'''
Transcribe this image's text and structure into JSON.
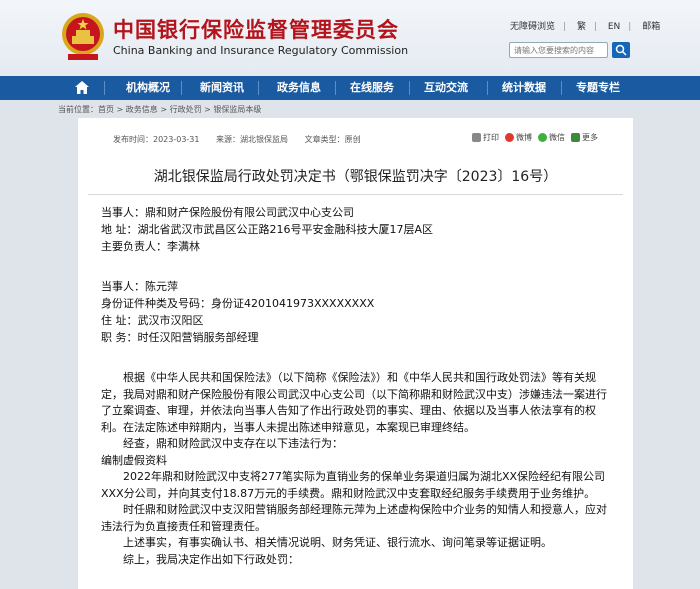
{
  "header": {
    "title_cn": "中国银行保险监督管理委员会",
    "title_en": "China Banking and Insurance Regulatory Commission",
    "links": [
      "无障碍浏览",
      "繁",
      "EN",
      "邮箱"
    ],
    "search_placeholder": "请输入您要搜索的内容"
  },
  "nav": [
    "机构概况",
    "新闻资讯",
    "政务信息",
    "在线服务",
    "互动交流",
    "统计数据",
    "专题专栏"
  ],
  "breadcrumb": "当前位置：首页 > 政务信息 > 行政处罚 > 银保监局本级",
  "article": {
    "meta": {
      "date": "发布时间：2023-03-31",
      "source": "来源：湖北银保监局",
      "type": "文章类型：原创"
    },
    "share": [
      "打印",
      "微博",
      "微信",
      "更多"
    ],
    "title": "湖北银保监局行政处罚决定书（鄂银保监罚决字〔2023〕16号）",
    "party1": [
      "当事人：鼎和财产保险股份有限公司武汉中心支公司",
      "地  址：湖北省武汉市武昌区公正路216号平安金融科技大厦17层A区",
      "主要负责人：李满林"
    ],
    "party2": [
      "当事人：陈元萍",
      "身份证件种类及号码：身份证4201041973XXXXXXXX",
      "住  址：武汉市汉阳区",
      "职  务：时任汉阳营销服务部经理"
    ],
    "paragraphs": [
      "根据《中华人民共和国保险法》（以下简称《保险法》）和《中华人民共和国行政处罚法》等有关规定，我局对鼎和财产保险股份有限公司武汉中心支公司（以下简称鼎和财险武汉中支）涉嫌违法一案进行了立案调查、审理，并依法向当事人告知了作出行政处罚的事实、理由、依据以及当事人依法享有的权利。在法定陈述申辩期内，当事人未提出陈述申辩意见，本案现已审理终结。",
      "经查，鼎和财险武汉中支存在以下违法行为：",
      "编制虚假资料",
      "2022年鼎和财险武汉中支将277笔实际为直销业务的保单业务渠道归属为湖北XX保险经纪有限公司XXX分公司，并向其支付18.87万元的手续费。鼎和财险武汉中支套取经纪服务手续费用于业务维护。",
      "时任鼎和财险武汉中支汉阳营销服务部经理陈元萍为上述虚构保险中介业务的知情人和授意人，应对违法行为负直接责任和管理责任。",
      "上述事实，有事实确认书、相关情况说明、财务凭证、银行流水、询问笔录等证据证明。",
      "综上，我局决定作出如下行政处罚："
    ]
  },
  "colors": {
    "brand_red": "#b3141b",
    "nav_blue": "#1a5aa0"
  }
}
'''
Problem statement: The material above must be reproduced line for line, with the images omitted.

Solved problem:
Transcribe this image's text and structure into JSON.
{
  "header": {
    "title_cn": "中国银行保险监督管理委员会",
    "title_en": "China Banking and Insurance Regulatory Commission",
    "links": [
      "无障碍浏览",
      "繁",
      "EN",
      "邮箱"
    ],
    "search_placeholder": "请输入您要搜索的内容"
  },
  "nav": [
    "机构概况",
    "新闻资讯",
    "政务信息",
    "在线服务",
    "互动交流",
    "统计数据",
    "专题专栏"
  ],
  "breadcrumb": "当前位置：首页 > 政务信息 > 行政处罚 > 银保监局本级",
  "article": {
    "meta": {
      "date": "发布时间：2023-03-31",
      "source": "来源：湖北银保监局",
      "type": "文章类型：原创"
    },
    "share": [
      "打印",
      "微博",
      "微信",
      "更多"
    ],
    "title": "湖北银保监局行政处罚决定书（鄂银保监罚决字〔2023〕16号）",
    "party1": [
      "当事人：鼎和财产保险股份有限公司武汉中心支公司",
      "地  址：湖北省武汉市武昌区公正路216号平安金融科技大厦17层A区",
      "主要负责人：李满林"
    ],
    "party2": [
      "当事人：陈元萍",
      "身份证件种类及号码：身份证4201041973XXXXXXXX",
      "住  址：武汉市汉阳区",
      "职  务：时任汉阳营销服务部经理"
    ],
    "paragraphs": [
      "根据《中华人民共和国保险法》（以下简称《保险法》）和《中华人民共和国行政处罚法》等有关规定，我局对鼎和财产保险股份有限公司武汉中心支公司（以下简称鼎和财险武汉中支）涉嫌违法一案进行了立案调查、审理，并依法向当事人告知了作出行政处罚的事实、理由、依据以及当事人依法享有的权利。在法定陈述申辩期内，当事人未提出陈述申辩意见，本案现已审理终结。",
      "经查，鼎和财险武汉中支存在以下违法行为：",
      "编制虚假资料",
      "2022年鼎和财险武汉中支将277笔实际为直销业务的保单业务渠道归属为湖北XX保险经纪有限公司XXX分公司，并向其支付18.87万元的手续费。鼎和财险武汉中支套取经纪服务手续费用于业务维护。",
      "时任鼎和财险武汉中支汉阳营销服务部经理陈元萍为上述虚构保险中介业务的知情人和授意人，应对违法行为负直接责任和管理责任。",
      "上述事实，有事实确认书、相关情况说明、财务凭证、银行流水、询问笔录等证据证明。",
      "综上，我局决定作出如下行政处罚："
    ]
  },
  "colors": {
    "brand_red": "#b3141b",
    "nav_blue": "#1a5aa0"
  }
}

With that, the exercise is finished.